All in all this week's operations were wildly successful, but the most significant accomplishment is the formal beginning of DPNR's stewardship of the St. Croix CREWS station. The original CREWS station was installed on this site in 2002, and then retrofitted and reinstalled in 2006. Throughout its lifetime it has required costly maintenance contracts with local commercial dive operators. These arrangements have been suboptimal for many reasons and in recent years the costs have become prohibitively high and they had to be abandoned altogether. Thus we are all the more thrilled to have found caretakers from the scientific and conservation community who feel as strongly about this station's mission as we do. This new relationship may foster a new era of scientific collaboration as other researchers can now bring their projects to Salt River Bay and trust that their work will be supported by St. Croix's best scientific minds.
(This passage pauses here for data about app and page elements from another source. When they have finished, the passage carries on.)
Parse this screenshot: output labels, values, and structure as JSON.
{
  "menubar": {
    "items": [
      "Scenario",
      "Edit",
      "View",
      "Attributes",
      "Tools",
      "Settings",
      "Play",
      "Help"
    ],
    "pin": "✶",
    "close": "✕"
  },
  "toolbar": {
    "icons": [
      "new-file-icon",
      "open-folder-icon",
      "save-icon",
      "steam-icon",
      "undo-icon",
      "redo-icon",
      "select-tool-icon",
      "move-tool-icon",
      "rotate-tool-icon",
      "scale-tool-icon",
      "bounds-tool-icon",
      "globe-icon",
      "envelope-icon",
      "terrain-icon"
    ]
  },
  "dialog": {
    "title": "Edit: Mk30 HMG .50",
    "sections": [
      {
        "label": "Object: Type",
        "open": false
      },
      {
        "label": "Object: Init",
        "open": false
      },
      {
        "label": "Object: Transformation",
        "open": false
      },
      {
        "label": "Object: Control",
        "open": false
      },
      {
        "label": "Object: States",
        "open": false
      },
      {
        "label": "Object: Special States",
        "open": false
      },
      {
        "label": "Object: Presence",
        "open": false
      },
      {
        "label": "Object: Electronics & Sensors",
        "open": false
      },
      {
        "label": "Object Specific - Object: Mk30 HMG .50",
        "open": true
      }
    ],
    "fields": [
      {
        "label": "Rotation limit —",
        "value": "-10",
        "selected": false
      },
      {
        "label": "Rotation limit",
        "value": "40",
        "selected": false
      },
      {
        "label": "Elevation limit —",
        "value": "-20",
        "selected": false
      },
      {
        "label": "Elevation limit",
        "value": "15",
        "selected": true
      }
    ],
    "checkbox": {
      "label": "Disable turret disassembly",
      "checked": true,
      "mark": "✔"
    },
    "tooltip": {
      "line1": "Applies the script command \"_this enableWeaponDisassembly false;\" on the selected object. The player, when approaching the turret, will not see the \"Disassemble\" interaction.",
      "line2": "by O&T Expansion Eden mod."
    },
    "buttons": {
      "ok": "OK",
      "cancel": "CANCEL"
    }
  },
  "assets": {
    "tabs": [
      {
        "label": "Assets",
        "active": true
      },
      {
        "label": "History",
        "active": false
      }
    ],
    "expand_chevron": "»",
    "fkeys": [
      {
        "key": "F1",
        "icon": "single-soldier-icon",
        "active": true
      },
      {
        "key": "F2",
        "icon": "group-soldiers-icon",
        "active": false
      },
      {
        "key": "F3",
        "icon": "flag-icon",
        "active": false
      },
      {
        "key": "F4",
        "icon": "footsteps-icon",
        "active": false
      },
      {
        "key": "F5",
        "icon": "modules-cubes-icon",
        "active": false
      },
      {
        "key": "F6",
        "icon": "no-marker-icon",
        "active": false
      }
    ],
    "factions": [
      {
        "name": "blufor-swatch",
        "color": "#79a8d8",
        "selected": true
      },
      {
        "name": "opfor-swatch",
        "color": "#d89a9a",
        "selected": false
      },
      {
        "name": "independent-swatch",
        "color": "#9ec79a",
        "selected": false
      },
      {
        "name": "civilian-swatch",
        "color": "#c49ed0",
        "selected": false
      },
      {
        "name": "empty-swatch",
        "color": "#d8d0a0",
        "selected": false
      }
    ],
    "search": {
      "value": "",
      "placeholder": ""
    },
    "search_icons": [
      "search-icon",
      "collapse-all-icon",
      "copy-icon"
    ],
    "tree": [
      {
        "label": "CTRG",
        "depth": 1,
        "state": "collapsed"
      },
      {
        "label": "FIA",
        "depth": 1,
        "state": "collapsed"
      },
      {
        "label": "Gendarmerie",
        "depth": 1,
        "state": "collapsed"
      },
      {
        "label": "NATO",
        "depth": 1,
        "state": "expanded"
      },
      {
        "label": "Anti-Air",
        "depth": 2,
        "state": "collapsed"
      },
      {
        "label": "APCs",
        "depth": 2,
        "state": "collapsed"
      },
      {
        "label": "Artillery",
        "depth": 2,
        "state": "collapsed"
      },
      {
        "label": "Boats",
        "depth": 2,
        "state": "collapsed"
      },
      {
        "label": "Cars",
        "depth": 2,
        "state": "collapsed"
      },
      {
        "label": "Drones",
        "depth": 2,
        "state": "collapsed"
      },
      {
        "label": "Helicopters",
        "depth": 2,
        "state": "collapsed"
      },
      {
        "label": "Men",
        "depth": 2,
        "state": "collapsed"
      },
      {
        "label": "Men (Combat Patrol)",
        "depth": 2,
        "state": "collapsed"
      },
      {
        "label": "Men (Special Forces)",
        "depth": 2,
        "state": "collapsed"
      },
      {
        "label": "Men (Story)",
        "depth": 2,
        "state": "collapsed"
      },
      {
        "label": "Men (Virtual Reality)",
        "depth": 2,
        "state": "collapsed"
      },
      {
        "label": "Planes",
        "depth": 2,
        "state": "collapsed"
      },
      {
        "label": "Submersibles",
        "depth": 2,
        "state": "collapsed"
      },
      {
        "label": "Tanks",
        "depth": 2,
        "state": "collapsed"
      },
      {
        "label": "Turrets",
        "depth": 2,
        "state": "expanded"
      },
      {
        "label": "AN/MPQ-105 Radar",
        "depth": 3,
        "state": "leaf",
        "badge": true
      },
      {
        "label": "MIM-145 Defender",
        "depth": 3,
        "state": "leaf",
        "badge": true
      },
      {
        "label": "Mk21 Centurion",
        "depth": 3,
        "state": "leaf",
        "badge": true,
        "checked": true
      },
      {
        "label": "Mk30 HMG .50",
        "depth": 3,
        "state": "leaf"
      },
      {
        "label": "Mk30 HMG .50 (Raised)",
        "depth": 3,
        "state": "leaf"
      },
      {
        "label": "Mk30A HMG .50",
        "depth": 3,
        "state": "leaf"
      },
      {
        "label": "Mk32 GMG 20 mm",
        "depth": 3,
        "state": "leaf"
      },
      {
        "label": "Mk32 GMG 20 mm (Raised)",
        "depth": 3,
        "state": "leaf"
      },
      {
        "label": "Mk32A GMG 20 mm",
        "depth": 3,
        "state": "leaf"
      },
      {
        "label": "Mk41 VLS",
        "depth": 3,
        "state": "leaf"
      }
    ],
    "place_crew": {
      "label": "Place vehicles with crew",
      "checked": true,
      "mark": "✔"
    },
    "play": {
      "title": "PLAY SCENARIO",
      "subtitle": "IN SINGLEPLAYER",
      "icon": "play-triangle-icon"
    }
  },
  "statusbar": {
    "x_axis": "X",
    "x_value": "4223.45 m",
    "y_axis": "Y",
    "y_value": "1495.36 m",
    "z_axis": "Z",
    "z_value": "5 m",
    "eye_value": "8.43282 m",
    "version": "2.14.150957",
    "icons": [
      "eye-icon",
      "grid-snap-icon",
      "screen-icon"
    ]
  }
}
The Miami team sends its heartfelt thanks to NOAA/CRCP and USVI/DPNR, to Paige Rothenberger, José Sanchez, and Marlon Hibbert. We'd also like to offer a special shout-out to CRCP's Dana Wusinich-Mendez who dove into her enormous rolodex last year and emerged with a half-dozen contact names for potential collaborations in St. Croix -- those names led directly to the present collaboration.
In this photo are pictured, from left to right, Jim Hendee, José Sanchez, Paige Rothenberger and Marlon Hibbert (not shown: Mike Jankulak).[Photo credits: Paige Rothenberger (Jim on pylon), Jim Hendee (base plate zinc), Mike Jankulak (all others).]